_What to do:_ For each line of the data that includes the word "text", copy the line.
***** Information *****
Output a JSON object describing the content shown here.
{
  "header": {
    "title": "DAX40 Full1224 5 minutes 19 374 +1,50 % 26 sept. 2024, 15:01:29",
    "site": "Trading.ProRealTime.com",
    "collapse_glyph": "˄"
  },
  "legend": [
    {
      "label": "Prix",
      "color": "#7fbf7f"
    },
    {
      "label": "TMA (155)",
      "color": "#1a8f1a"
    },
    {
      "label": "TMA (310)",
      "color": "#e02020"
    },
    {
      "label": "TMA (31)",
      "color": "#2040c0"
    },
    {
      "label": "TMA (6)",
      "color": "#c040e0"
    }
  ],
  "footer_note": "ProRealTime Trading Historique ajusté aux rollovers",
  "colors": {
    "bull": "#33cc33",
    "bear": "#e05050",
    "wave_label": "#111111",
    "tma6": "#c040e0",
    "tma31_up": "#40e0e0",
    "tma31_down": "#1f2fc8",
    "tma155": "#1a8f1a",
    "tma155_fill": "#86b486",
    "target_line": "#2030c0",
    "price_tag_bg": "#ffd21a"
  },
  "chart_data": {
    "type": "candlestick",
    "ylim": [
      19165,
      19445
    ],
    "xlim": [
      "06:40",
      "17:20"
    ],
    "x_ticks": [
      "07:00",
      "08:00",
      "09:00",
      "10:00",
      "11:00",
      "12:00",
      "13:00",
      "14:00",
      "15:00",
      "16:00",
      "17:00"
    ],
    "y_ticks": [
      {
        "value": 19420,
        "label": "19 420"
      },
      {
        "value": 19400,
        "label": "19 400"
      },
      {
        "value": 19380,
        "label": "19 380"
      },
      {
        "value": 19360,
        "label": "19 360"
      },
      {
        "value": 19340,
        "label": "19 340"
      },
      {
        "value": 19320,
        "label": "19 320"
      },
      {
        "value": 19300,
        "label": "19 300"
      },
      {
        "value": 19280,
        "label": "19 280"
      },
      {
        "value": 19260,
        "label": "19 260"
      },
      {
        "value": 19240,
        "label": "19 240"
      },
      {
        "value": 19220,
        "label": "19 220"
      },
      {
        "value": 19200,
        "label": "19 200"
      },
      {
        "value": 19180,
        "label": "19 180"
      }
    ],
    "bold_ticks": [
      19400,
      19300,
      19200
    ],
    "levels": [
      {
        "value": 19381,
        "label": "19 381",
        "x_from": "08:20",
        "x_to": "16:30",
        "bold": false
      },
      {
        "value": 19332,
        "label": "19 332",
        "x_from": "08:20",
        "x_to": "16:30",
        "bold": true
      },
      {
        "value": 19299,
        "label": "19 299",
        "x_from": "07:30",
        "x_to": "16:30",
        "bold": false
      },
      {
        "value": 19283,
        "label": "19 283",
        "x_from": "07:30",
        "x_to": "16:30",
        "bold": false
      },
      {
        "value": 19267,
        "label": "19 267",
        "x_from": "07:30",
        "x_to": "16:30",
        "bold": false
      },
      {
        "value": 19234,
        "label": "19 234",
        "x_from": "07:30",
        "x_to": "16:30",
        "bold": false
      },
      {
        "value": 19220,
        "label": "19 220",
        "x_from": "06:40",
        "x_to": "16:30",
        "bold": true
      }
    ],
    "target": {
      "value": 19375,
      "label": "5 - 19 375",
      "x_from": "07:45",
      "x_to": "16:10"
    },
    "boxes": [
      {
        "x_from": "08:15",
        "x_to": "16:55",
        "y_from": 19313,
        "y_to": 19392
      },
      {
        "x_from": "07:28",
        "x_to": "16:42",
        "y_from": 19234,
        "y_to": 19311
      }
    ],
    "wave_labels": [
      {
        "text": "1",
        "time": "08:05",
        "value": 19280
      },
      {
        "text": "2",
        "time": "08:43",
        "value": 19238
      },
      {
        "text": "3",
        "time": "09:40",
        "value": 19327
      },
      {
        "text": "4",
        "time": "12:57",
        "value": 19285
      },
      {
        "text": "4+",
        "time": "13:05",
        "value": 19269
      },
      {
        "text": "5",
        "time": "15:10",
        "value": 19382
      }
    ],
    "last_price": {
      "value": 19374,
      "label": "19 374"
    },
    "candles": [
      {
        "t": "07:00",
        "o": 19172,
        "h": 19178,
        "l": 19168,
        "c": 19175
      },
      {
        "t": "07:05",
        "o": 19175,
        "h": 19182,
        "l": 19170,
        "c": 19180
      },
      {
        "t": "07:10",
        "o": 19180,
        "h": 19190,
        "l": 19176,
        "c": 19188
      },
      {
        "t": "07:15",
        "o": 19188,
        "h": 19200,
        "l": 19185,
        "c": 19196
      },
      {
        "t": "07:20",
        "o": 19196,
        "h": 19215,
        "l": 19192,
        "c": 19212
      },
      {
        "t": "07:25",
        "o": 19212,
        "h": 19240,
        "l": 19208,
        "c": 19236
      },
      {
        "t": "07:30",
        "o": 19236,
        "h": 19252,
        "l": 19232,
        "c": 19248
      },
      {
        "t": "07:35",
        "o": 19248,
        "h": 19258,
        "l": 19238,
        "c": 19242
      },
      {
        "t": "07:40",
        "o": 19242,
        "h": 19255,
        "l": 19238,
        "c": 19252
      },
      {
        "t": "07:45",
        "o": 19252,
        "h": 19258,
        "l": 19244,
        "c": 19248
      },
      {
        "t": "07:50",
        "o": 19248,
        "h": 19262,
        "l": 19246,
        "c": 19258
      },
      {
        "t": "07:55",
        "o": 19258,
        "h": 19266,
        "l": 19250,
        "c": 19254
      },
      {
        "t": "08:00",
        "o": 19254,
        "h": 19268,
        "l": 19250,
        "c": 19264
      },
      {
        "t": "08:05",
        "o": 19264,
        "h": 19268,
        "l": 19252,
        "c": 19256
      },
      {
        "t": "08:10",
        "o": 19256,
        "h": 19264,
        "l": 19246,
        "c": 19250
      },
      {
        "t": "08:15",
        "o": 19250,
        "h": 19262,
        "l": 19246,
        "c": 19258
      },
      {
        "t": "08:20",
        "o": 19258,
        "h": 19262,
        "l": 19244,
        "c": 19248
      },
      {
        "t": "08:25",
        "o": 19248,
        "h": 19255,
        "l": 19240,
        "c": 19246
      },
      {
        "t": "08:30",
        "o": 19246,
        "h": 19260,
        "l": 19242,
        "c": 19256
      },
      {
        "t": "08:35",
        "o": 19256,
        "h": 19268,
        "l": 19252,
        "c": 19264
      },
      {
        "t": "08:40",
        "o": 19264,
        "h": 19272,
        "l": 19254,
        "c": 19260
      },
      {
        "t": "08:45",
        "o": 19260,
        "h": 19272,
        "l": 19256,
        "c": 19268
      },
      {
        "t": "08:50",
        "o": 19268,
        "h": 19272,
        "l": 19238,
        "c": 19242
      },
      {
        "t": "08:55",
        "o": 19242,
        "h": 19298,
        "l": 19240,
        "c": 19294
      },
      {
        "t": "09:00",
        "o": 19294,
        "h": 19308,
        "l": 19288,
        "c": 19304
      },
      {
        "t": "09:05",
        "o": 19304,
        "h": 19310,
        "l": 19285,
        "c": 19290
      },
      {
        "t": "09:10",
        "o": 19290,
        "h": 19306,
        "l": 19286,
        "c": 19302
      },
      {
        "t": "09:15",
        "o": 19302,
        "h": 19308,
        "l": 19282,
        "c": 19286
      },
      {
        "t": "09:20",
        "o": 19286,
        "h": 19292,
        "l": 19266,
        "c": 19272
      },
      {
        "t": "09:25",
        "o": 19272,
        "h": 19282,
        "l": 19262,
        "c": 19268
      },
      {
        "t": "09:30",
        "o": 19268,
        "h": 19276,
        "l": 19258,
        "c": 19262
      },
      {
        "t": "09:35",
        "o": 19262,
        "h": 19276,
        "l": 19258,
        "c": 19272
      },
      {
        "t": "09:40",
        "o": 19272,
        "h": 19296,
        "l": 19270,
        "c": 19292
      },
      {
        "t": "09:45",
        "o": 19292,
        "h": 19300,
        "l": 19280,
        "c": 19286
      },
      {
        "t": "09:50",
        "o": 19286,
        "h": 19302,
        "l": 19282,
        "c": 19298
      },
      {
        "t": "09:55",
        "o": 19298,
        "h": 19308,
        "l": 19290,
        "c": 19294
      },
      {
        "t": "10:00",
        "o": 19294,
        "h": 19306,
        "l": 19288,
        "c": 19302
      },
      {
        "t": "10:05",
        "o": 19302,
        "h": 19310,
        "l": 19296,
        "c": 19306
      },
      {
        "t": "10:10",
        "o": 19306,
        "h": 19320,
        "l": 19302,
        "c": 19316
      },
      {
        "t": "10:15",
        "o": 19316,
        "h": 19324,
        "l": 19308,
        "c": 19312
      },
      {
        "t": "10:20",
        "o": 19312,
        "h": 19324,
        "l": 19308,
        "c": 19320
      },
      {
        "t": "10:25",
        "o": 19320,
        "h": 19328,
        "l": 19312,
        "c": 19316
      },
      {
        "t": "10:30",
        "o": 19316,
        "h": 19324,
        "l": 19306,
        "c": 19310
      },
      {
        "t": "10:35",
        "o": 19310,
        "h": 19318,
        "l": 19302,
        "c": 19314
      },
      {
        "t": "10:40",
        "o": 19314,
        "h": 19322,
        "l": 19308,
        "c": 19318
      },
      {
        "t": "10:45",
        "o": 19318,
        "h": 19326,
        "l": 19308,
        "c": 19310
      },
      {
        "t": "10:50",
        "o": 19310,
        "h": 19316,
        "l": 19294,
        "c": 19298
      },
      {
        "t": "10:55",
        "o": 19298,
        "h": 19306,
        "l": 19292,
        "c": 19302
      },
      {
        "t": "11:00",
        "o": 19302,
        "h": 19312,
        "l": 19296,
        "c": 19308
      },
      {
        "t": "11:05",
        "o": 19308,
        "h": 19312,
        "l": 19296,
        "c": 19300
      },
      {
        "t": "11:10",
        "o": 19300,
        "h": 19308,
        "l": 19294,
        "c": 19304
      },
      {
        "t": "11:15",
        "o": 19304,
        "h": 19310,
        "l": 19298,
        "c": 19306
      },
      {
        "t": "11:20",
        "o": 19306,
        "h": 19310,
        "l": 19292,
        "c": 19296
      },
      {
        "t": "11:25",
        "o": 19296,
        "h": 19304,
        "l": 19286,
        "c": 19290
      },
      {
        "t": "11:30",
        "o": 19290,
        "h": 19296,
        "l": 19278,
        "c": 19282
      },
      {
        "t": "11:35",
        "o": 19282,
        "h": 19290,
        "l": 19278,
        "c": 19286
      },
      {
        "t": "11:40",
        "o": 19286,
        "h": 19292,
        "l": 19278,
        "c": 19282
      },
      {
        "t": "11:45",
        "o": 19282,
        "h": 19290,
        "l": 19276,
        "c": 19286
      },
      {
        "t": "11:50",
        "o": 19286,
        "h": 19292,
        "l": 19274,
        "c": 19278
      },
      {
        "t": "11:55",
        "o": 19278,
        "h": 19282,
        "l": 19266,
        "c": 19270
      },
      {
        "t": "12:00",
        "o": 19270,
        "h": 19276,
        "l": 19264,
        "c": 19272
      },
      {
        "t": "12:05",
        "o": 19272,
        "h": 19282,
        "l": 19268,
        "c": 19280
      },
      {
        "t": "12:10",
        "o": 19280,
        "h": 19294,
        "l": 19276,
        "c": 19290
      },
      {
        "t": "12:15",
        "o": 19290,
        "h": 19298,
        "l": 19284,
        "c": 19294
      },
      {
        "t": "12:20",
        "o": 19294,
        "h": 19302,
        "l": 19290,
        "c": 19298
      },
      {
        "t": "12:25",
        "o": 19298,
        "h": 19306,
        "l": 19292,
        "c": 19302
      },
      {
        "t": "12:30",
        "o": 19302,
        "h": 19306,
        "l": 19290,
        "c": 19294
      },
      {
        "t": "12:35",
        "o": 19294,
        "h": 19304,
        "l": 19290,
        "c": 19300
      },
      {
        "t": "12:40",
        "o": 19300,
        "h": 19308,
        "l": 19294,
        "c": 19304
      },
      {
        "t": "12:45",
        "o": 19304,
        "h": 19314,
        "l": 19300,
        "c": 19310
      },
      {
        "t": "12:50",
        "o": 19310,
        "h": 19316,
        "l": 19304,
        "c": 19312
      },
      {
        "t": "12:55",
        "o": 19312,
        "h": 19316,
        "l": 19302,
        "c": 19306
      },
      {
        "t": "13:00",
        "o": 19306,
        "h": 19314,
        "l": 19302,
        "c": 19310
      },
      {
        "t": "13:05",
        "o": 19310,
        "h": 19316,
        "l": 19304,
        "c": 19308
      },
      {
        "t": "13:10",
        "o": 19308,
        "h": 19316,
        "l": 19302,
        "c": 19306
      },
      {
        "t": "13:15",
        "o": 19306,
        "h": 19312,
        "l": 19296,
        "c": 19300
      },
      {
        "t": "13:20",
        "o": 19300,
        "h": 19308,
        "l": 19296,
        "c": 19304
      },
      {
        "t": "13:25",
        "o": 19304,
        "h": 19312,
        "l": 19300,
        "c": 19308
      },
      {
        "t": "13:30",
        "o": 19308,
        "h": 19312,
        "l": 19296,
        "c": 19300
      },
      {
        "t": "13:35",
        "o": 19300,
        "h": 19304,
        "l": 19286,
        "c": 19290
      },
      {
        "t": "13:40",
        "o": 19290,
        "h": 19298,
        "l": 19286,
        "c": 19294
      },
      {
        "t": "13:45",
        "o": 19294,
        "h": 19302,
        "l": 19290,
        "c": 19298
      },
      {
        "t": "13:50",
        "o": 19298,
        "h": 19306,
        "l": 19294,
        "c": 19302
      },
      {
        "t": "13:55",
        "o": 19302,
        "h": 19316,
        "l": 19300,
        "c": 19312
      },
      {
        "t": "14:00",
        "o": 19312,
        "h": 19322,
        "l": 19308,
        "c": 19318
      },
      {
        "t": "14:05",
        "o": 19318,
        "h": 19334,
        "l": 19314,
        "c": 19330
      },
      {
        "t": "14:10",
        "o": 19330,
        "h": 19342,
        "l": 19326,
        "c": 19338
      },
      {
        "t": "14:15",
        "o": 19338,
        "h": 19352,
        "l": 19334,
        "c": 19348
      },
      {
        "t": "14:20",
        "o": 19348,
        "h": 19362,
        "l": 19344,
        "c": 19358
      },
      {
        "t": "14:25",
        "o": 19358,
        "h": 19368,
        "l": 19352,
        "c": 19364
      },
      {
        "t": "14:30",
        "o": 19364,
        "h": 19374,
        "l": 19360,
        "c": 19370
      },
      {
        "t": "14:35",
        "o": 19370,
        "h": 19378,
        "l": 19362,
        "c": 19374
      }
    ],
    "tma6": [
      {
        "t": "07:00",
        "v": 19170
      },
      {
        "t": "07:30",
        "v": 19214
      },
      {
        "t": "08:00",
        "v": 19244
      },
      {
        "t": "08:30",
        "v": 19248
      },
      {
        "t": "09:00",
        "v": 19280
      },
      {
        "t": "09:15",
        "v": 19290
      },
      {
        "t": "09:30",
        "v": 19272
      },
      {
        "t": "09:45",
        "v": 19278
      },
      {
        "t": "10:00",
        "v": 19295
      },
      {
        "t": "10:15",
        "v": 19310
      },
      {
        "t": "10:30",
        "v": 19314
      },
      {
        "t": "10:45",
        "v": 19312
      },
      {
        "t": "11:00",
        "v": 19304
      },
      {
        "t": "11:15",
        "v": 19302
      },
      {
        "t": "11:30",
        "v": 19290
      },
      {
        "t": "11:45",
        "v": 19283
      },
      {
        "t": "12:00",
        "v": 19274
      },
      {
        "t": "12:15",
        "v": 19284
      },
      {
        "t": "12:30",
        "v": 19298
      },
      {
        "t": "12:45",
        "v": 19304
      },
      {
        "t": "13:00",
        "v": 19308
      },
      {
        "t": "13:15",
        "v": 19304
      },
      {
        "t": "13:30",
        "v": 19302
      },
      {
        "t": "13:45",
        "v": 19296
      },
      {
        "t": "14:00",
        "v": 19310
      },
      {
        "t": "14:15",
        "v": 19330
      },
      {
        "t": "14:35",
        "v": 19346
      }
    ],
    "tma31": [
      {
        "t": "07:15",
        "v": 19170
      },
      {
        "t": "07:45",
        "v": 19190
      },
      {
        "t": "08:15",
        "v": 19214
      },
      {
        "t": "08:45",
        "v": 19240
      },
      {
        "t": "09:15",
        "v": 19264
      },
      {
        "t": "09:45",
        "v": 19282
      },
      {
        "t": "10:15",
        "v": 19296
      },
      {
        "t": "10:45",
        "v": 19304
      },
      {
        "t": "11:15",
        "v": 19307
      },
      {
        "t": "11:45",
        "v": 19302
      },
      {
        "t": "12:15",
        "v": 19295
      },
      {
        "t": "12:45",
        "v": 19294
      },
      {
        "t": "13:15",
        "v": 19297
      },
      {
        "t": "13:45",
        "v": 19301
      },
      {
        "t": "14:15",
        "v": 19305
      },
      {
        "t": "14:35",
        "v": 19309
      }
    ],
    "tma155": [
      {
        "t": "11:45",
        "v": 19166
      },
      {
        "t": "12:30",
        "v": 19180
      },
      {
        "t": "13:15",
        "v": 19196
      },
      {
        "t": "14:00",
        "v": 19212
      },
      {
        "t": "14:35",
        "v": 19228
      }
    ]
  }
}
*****
_Reply to the exercise:_
        "text": "1",
        "text": "2",
        "text": "3",
        "text": "4",
        "text": "4+",
        "text": "5",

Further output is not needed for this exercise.